There are two lesser storylines in “The Butler’s Escape”; one is just negligible, and the other is actively irritating. In a desultory attempt to give Claire something to do besides being the foil to Phil and Luke’s magic act, the writers imagine that Alex is driving her crazy because Haley is no longer in the house to provide a focus for her scorn. Alex mocks her mother’s crossword skills and TV choices (“Try to mix in a book every once in a while”), until Claire figures out that the younger Dunphy daughter needs an opposing force for balance. And over in irritating land, Jay looks forward to escaping to San Francisco for work and for a night of rest away from Gloria’s bed-hogging, foghorn-snoring ways. When the meeting ends early, he checks into a local hotel instead of going home, only to be ratted out by Manny who likes to lounge in the lobby for a little peace and quiet (“The library’s such a pick-up scene,” he explains). Other than Gloria dramatically intoning, “When you’re married to me, you’re going to get yelled at many times!,” this set of pregnancy gags doesn’t bring anything fresh to the table.
This season is off to a strong start, even if this week’s episode represents more of a holding action or slight backtrack than a confident step forward. Ty Burrell has recommitted to one of the great sitcom characters of our time, and he’s on fire again this week; Eric Stonestreet is also doing outstanding work after struggling in the last couple of seasons to find the right pitch for his tricky character. But I’ll be glad when Julie Bowen is no longer stuck with a character trying to shore up her self-esteem with Gloria’s baby fat, and when Manny finally gets a plotline of his very own.

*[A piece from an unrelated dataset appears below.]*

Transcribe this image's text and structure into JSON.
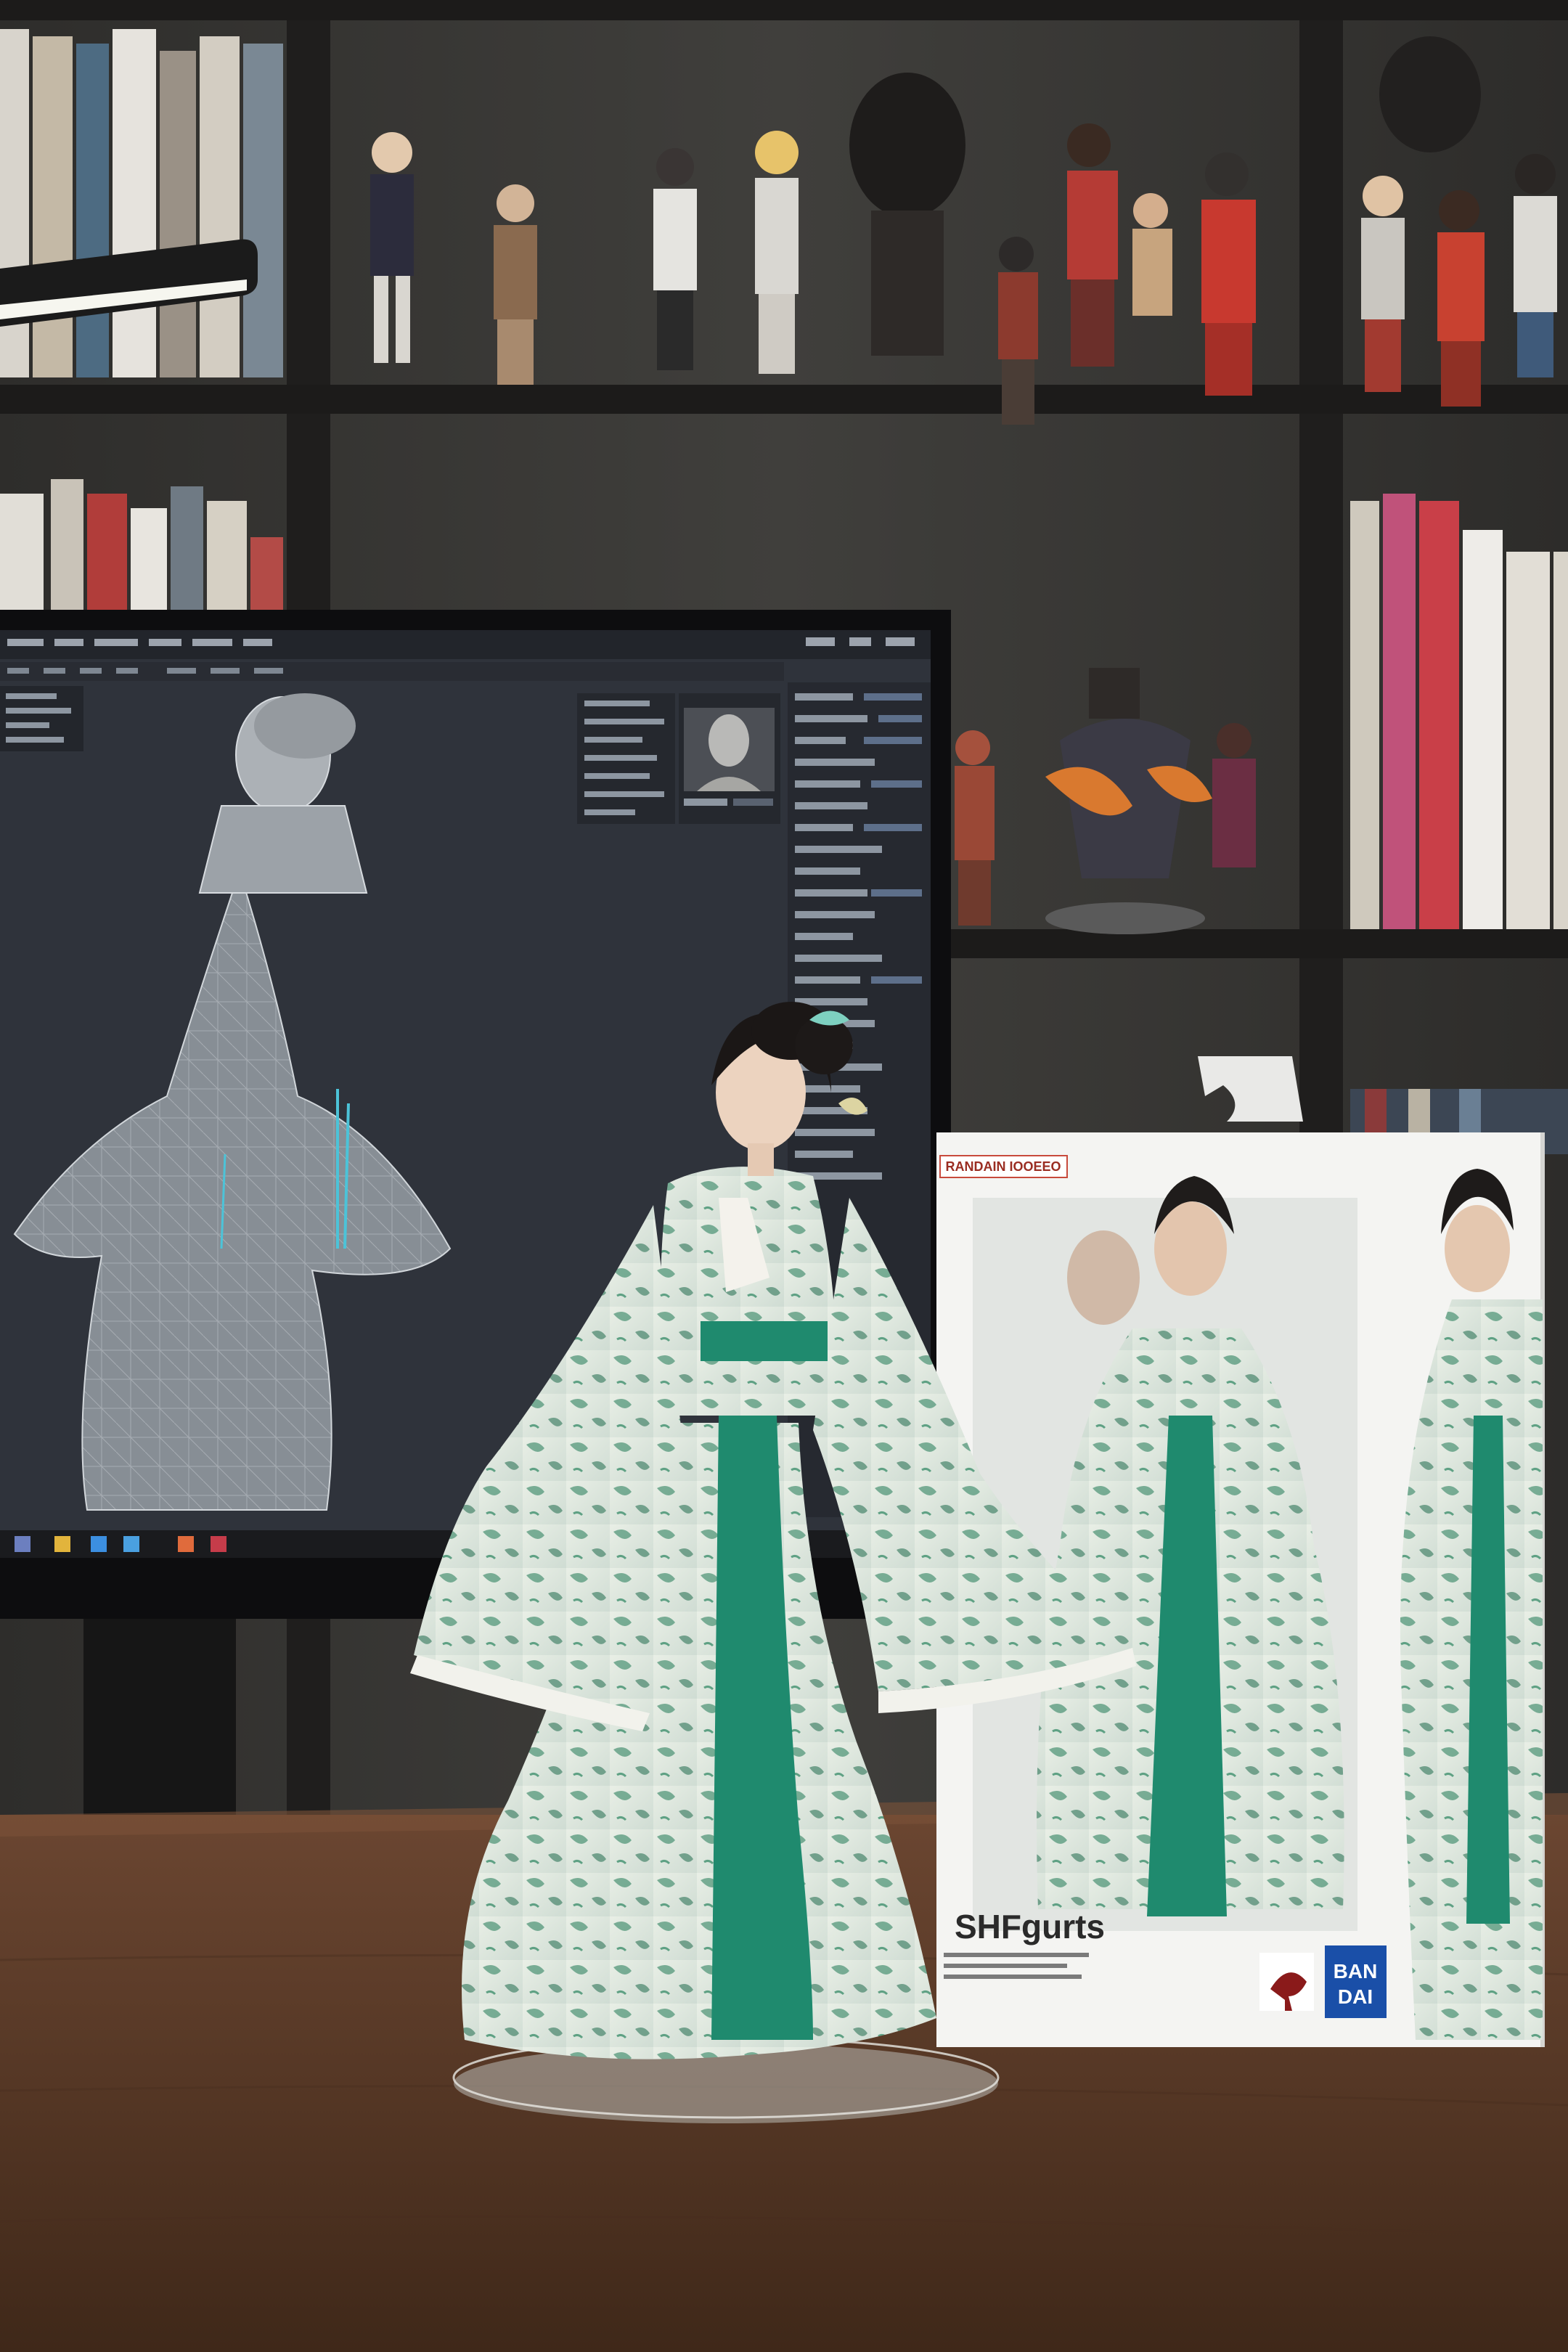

- When something explodes in the Dunphy house and Claire asks where Luke is, Phil reminds her: “Spontaneous human combustion is very rare.”

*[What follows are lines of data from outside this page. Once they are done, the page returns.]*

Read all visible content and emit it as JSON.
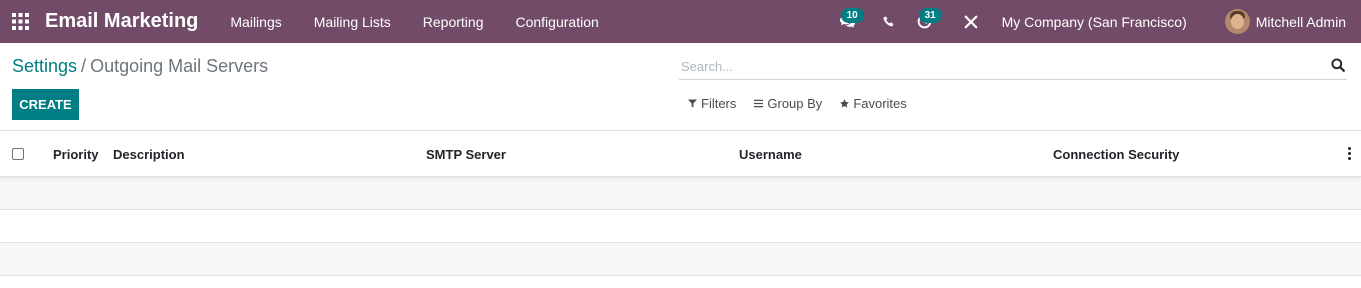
{
  "navbar": {
    "app_title": "Email Marketing",
    "menu": [
      "Mailings",
      "Mailing Lists",
      "Reporting",
      "Configuration"
    ],
    "messages_badge": "10",
    "activities_badge": "31",
    "company": "My Company (San Francisco)",
    "user_name": "Mitchell Admin",
    "color": "#714B67"
  },
  "breadcrumb": {
    "parent": "Settings",
    "separator": "/",
    "current": "Outgoing Mail Servers"
  },
  "buttons": {
    "create": "CREATE"
  },
  "search": {
    "placeholder": "Search...",
    "filters": "Filters",
    "group_by": "Group By",
    "favorites": "Favorites"
  },
  "list": {
    "columns": [
      "Priority",
      "Description",
      "SMTP Server",
      "Username",
      "Connection Security"
    ]
  },
  "colors": {
    "primary": "#017e84",
    "navbar": "#714B67"
  }
}
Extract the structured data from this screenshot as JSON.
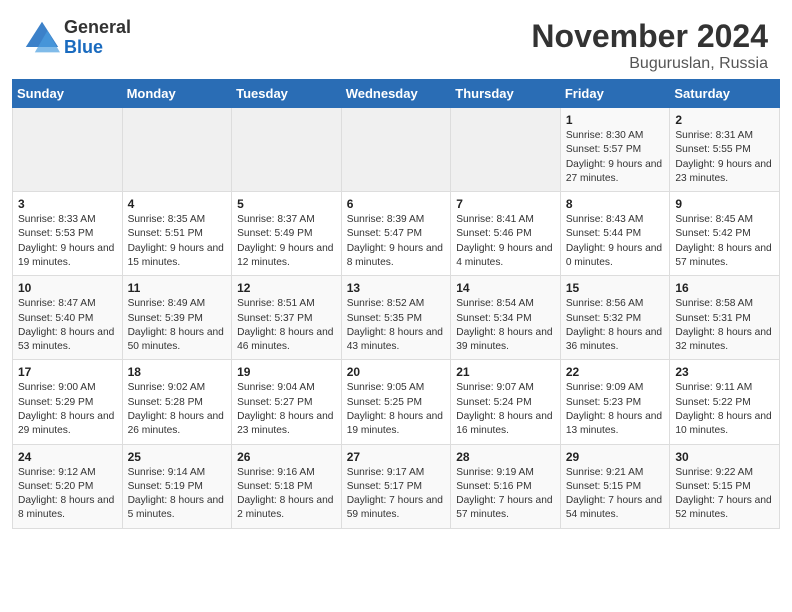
{
  "header": {
    "logo_general": "General",
    "logo_blue": "Blue",
    "month": "November 2024",
    "location": "Buguruslan, Russia"
  },
  "days_of_week": [
    "Sunday",
    "Monday",
    "Tuesday",
    "Wednesday",
    "Thursday",
    "Friday",
    "Saturday"
  ],
  "weeks": [
    [
      {
        "day": "",
        "info": ""
      },
      {
        "day": "",
        "info": ""
      },
      {
        "day": "",
        "info": ""
      },
      {
        "day": "",
        "info": ""
      },
      {
        "day": "",
        "info": ""
      },
      {
        "day": "1",
        "info": "Sunrise: 8:30 AM\nSunset: 5:57 PM\nDaylight: 9 hours and 27 minutes."
      },
      {
        "day": "2",
        "info": "Sunrise: 8:31 AM\nSunset: 5:55 PM\nDaylight: 9 hours and 23 minutes."
      }
    ],
    [
      {
        "day": "3",
        "info": "Sunrise: 8:33 AM\nSunset: 5:53 PM\nDaylight: 9 hours and 19 minutes."
      },
      {
        "day": "4",
        "info": "Sunrise: 8:35 AM\nSunset: 5:51 PM\nDaylight: 9 hours and 15 minutes."
      },
      {
        "day": "5",
        "info": "Sunrise: 8:37 AM\nSunset: 5:49 PM\nDaylight: 9 hours and 12 minutes."
      },
      {
        "day": "6",
        "info": "Sunrise: 8:39 AM\nSunset: 5:47 PM\nDaylight: 9 hours and 8 minutes."
      },
      {
        "day": "7",
        "info": "Sunrise: 8:41 AM\nSunset: 5:46 PM\nDaylight: 9 hours and 4 minutes."
      },
      {
        "day": "8",
        "info": "Sunrise: 8:43 AM\nSunset: 5:44 PM\nDaylight: 9 hours and 0 minutes."
      },
      {
        "day": "9",
        "info": "Sunrise: 8:45 AM\nSunset: 5:42 PM\nDaylight: 8 hours and 57 minutes."
      }
    ],
    [
      {
        "day": "10",
        "info": "Sunrise: 8:47 AM\nSunset: 5:40 PM\nDaylight: 8 hours and 53 minutes."
      },
      {
        "day": "11",
        "info": "Sunrise: 8:49 AM\nSunset: 5:39 PM\nDaylight: 8 hours and 50 minutes."
      },
      {
        "day": "12",
        "info": "Sunrise: 8:51 AM\nSunset: 5:37 PM\nDaylight: 8 hours and 46 minutes."
      },
      {
        "day": "13",
        "info": "Sunrise: 8:52 AM\nSunset: 5:35 PM\nDaylight: 8 hours and 43 minutes."
      },
      {
        "day": "14",
        "info": "Sunrise: 8:54 AM\nSunset: 5:34 PM\nDaylight: 8 hours and 39 minutes."
      },
      {
        "day": "15",
        "info": "Sunrise: 8:56 AM\nSunset: 5:32 PM\nDaylight: 8 hours and 36 minutes."
      },
      {
        "day": "16",
        "info": "Sunrise: 8:58 AM\nSunset: 5:31 PM\nDaylight: 8 hours and 32 minutes."
      }
    ],
    [
      {
        "day": "17",
        "info": "Sunrise: 9:00 AM\nSunset: 5:29 PM\nDaylight: 8 hours and 29 minutes."
      },
      {
        "day": "18",
        "info": "Sunrise: 9:02 AM\nSunset: 5:28 PM\nDaylight: 8 hours and 26 minutes."
      },
      {
        "day": "19",
        "info": "Sunrise: 9:04 AM\nSunset: 5:27 PM\nDaylight: 8 hours and 23 minutes."
      },
      {
        "day": "20",
        "info": "Sunrise: 9:05 AM\nSunset: 5:25 PM\nDaylight: 8 hours and 19 minutes."
      },
      {
        "day": "21",
        "info": "Sunrise: 9:07 AM\nSunset: 5:24 PM\nDaylight: 8 hours and 16 minutes."
      },
      {
        "day": "22",
        "info": "Sunrise: 9:09 AM\nSunset: 5:23 PM\nDaylight: 8 hours and 13 minutes."
      },
      {
        "day": "23",
        "info": "Sunrise: 9:11 AM\nSunset: 5:22 PM\nDaylight: 8 hours and 10 minutes."
      }
    ],
    [
      {
        "day": "24",
        "info": "Sunrise: 9:12 AM\nSunset: 5:20 PM\nDaylight: 8 hours and 8 minutes."
      },
      {
        "day": "25",
        "info": "Sunrise: 9:14 AM\nSunset: 5:19 PM\nDaylight: 8 hours and 5 minutes."
      },
      {
        "day": "26",
        "info": "Sunrise: 9:16 AM\nSunset: 5:18 PM\nDaylight: 8 hours and 2 minutes."
      },
      {
        "day": "27",
        "info": "Sunrise: 9:17 AM\nSunset: 5:17 PM\nDaylight: 7 hours and 59 minutes."
      },
      {
        "day": "28",
        "info": "Sunrise: 9:19 AM\nSunset: 5:16 PM\nDaylight: 7 hours and 57 minutes."
      },
      {
        "day": "29",
        "info": "Sunrise: 9:21 AM\nSunset: 5:15 PM\nDaylight: 7 hours and 54 minutes."
      },
      {
        "day": "30",
        "info": "Sunrise: 9:22 AM\nSunset: 5:15 PM\nDaylight: 7 hours and 52 minutes."
      }
    ]
  ]
}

- Mitchell needs to buy a birthday present for one of Lily’s friends. “Don’t be thrown by the invitation,” Cam counsels him. “It is a pirates party, not a Pilates party.”
- Poor Cam is shunned in the faculty lounge during lunch, perhaps because of his treble clef sweatshirt. “The shop teacher spilled juice on it. He said it was an accident, but it wasn’t an accident!”
- The one saving grace of the Jay-and-Gloria hotel farce comes when Jay is frantically trying to keep Gloria from finding out he’s not in San Francisco after she claims to have flown up to meet him. It’s great fun to see Ed O’Neill scramble to convey touristic enthusiasm: “When you eat that chowder, make sure it’s in one of those bread bowls! You can eat the bowl!”